	    let element = _elements[_position!]			// No bounds check needed
	    _elements.formValidSuccessor(&_position!)	// This is the only bounds check in the loop
	    return element

	  internal let _elements: Elements
	  internal var _position: Valid<Elements.Index>?

This version only tests the bounds once per element, inside `formValidSuccessor(_:)` (or in `validate` for the start index), rather than several times.

(Incidentally, `Valid<Int>?` could theoretically be expressed in the size of a normal `Int`, since `endIndex <= Int.max`, and `endIndex` is not valid. I don't see a good way to tell Swift about this, though.)

>> 	collection.index(5, from: i)
> I don't think this one reads clearly enough.

"The index 5 from i" reads fine to me, but I guess that's a matter of opinion.

>> 	collection.traveling(5, from: i)
>> 	collection.striding(5, from: i)
>> 	collection.advancing(i, by: 5)
> None of the “ing” names work, IMO because that suffix suggests you're
> returning a modified version of the receiver.

Huh, that clarifies something. How about the non-`ing` variants?

	collection.travel(5, from: i)
	collection.stride(5, from: i)
	collection.advance(i, by: 5)

I'd say `stride` might be an attractive nuisance in this form (although if Strideable's public face becomes `Self.striding(by:)`, only to Swift 2 users) but the others look fine to me.

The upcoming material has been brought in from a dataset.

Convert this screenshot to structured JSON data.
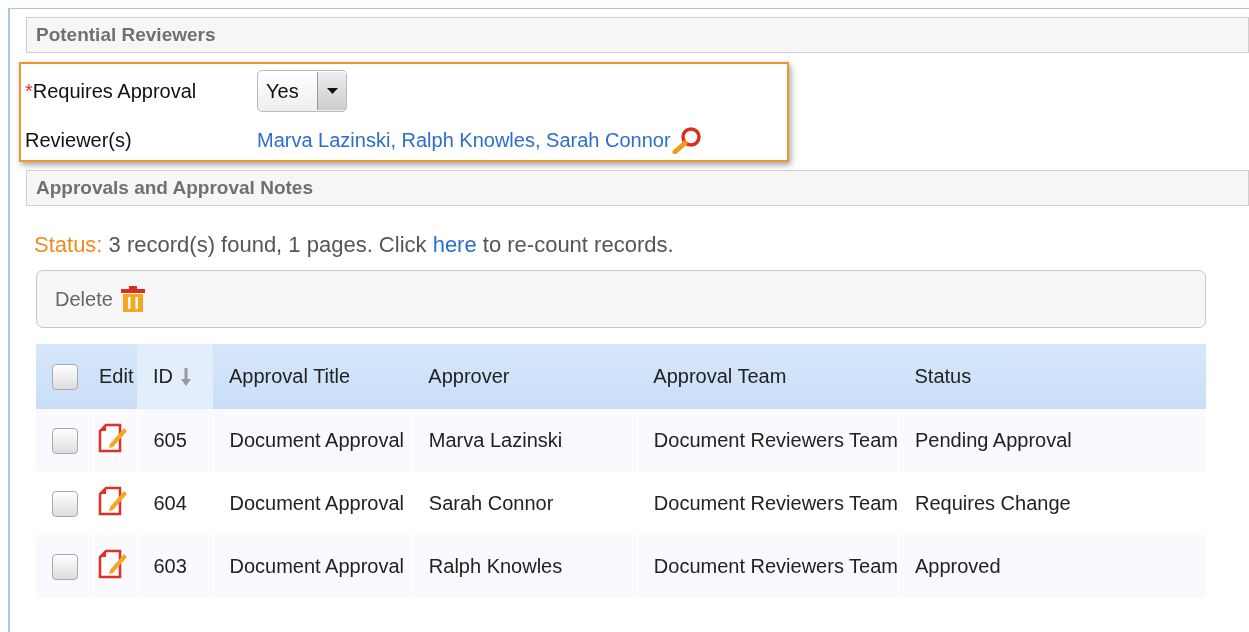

>>> func index(n: IndexDistance, stepsFrom i: Index, limitedBy limit: Index) -> Index
>> 2. This method can move the index either forwards or backwards, but
>> only one limit is specified. Would we be better off having the `limit`
>> be a range?
> That would add a cost for checking that one doesn't want to pay in
> algorithms that need this method.

I'm a little uncomfortable with the way `limit`'s interpretation changes based on the sign of `n` here; a stray arithmetic error could turn a maximum into a minimum, with potentially bizarre results. In the code, it looks like we end up branching to accommodate that interpretation, too, which isn't ideal.

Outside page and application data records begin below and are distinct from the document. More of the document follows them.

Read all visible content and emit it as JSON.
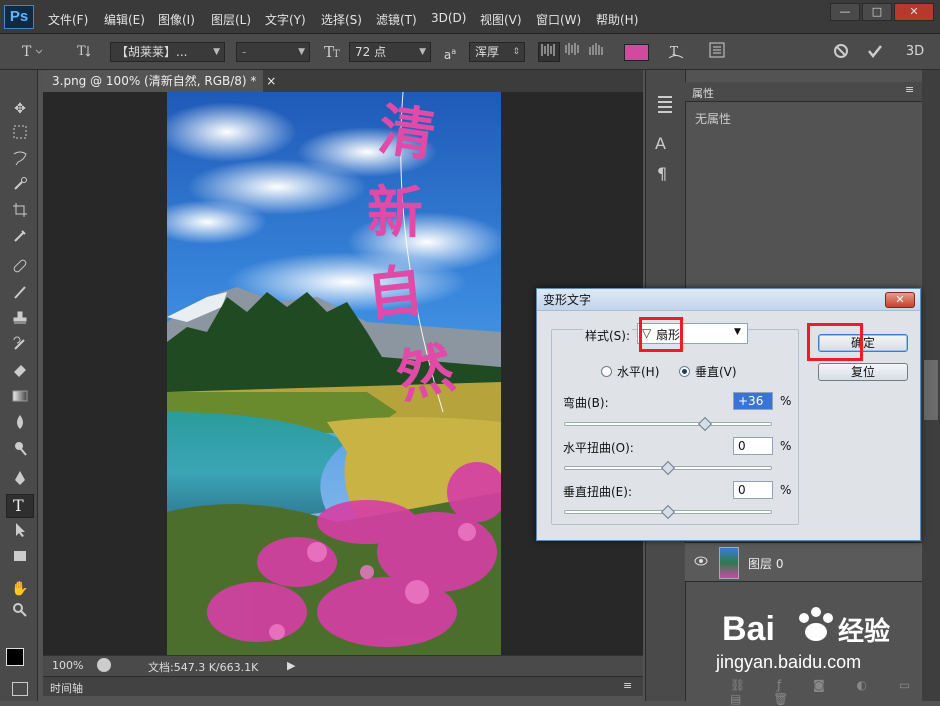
{
  "app": {
    "logo": "Ps"
  },
  "menu": [
    "文件(F)",
    "编辑(E)",
    "图像(I)",
    "图层(L)",
    "文字(Y)",
    "选择(S)",
    "滤镜(T)",
    "3D(D)",
    "视图(V)",
    "窗口(W)",
    "帮助(H)"
  ],
  "window_controls": {
    "minimize": "—",
    "maximize": "□",
    "close": "✕"
  },
  "options": {
    "font_family": "【胡莱莱】...",
    "font_style": "-",
    "font_size": "72 点",
    "aa_label": "a",
    "antialias": "浑厚",
    "color": "#d04a9e"
  },
  "document": {
    "tab_title": "3.png @ 100% (清新自然, RGB/8) *",
    "close": "×"
  },
  "canvas_text": [
    "清",
    "新",
    "自",
    "然"
  ],
  "status": {
    "zoom": "100%",
    "doc_size": "文档:547.3 K/663.1K"
  },
  "timeline_label": "时间轴",
  "properties": {
    "tab": "属性",
    "empty": "无属性"
  },
  "layers": {
    "layer_name": "图层 0"
  },
  "dialog": {
    "title": "变形文字",
    "style_label": "样式(S):",
    "style_value": "扇形",
    "horizontal": "水平(H)",
    "vertical": "垂直(V)",
    "orientation": "vertical",
    "bend_label": "弯曲(B):",
    "bend_value": "+36",
    "hdist_label": "水平扭曲(O):",
    "hdist_value": "0",
    "vdist_label": "垂直扭曲(E):",
    "vdist_value": "0",
    "percent": "%",
    "ok": "确定",
    "reset": "复位",
    "bend_level": 36,
    "hdist_level": 0,
    "vdist_level": 0
  },
  "watermark": {
    "brand": "Bai",
    "brand2": "经验",
    "url": "jingyan.baidu.com"
  }
}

I might feel a little better with a variant for each limit semantic:

	func index(n: IndexDistance, stepsFrom: Index, belowLimit: Index) -> Index				// for when you expect to move up
	func index(n: IndexDistance, stepsFrom: Index, aboveLimit: Index) -> Index			// for when you expect to move down
	func index(n: IndexDistance, stepsFrom: Index, withinLimits: Range<Index>) -> Index	// for when you don't know which direction you're going

>> 3. What is the use case for returning the `limit` instead of returning
>> the fact that we crossed it? I have a hard time thinking of a case
>> where I would want to just bump up against the limit and use it rather
>> than *detect* that I've hit the limit (which would probably call for a
>> return type of `Index?`). Are there common needs that I'm just not
>> thinking of? 
> Sure, for example
>  x[i..<x.index(n, stepsFrom: i, limitedBy: x.endIndex)].sort()

Let me restate that. Given that Swift doesn't usually seem to truncate ranges that are too long (though there are exceptions), are we more frequently going to want to stop at the limit, or to detect that the limit has been hit?

>> Should we offer both?
> Definitely not, IMO!  They are utterly redundant, are they not?

Well, an Optional-returning `index(_:stepsFrom:limitedBy:)` can be treated as a truncating version pretty easily. For instance, `prefix(_:)` can do this:

	let end = index(numericCast(maxLength), stepsFrom: startIndex, limitedBy: endIndex) ?? endIndex
	return self[startIndex..<end]

This is a bit of a hassle, and might be less efficient (an optional return, an extra test), but I don't think you can reliably go in the other direction.

(On the other hand, it might be that I'm conceiving of the purpose of `limitedBy` differently from you—I think of it as a safety measure, but you may be thinking of it specifically as an automatic truncation mechanism.)

Brent Royal-Gordon

More information about the swift-evolution mailing list